### [Problem to work on]
Check each line of the listing below for the string "Kunci", then copy every line that has it.

### [Exercise data]

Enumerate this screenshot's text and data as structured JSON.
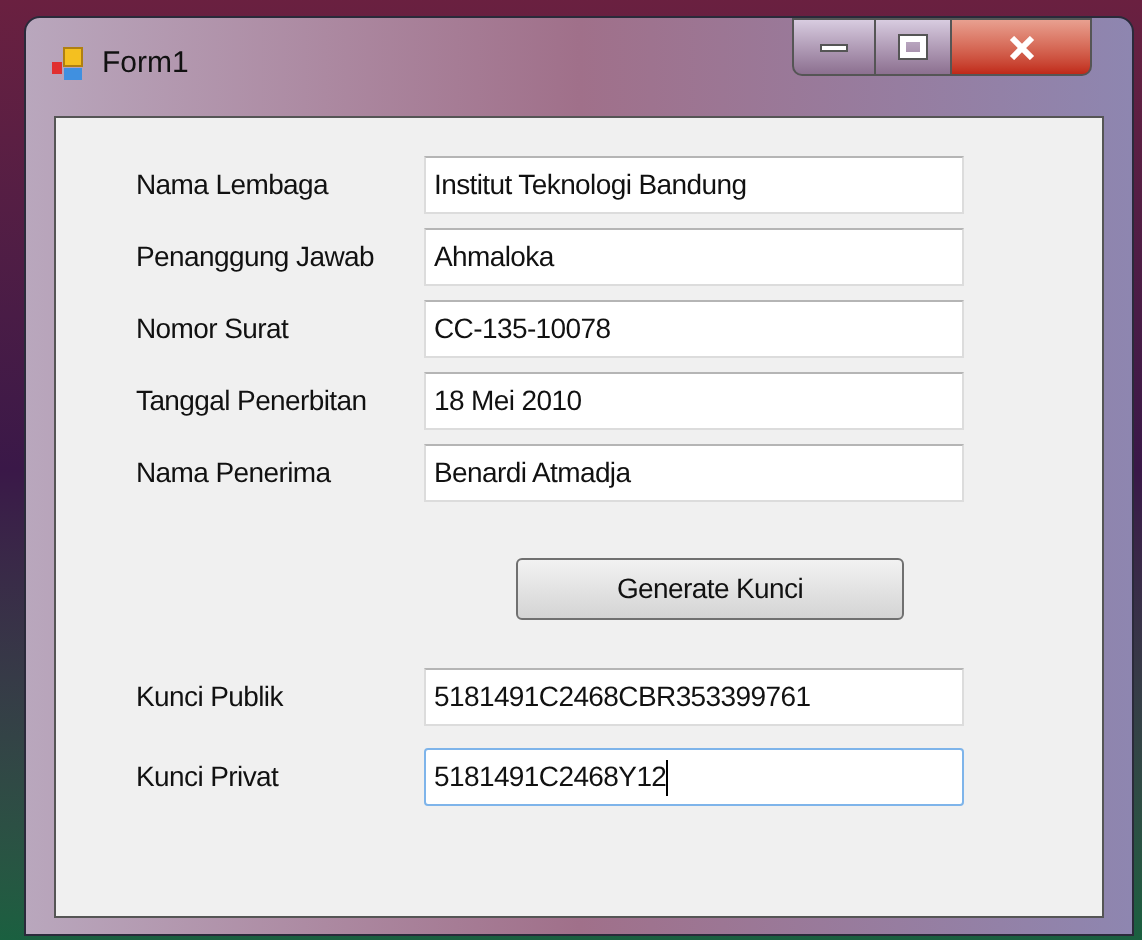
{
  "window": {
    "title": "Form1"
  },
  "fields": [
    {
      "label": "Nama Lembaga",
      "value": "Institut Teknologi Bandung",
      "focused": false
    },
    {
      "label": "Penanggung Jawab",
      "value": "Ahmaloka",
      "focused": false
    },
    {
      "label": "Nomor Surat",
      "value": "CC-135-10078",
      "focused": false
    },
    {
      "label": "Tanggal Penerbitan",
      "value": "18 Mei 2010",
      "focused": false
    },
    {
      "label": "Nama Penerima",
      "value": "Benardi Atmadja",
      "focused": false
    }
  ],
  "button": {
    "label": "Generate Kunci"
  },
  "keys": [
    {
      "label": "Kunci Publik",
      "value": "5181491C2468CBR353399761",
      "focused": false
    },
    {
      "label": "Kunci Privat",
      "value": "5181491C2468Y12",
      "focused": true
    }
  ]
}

### [Reply]
    "label": "Generate Kunci"
      "label": "Kunci Publik",
      "label": "Kunci Privat",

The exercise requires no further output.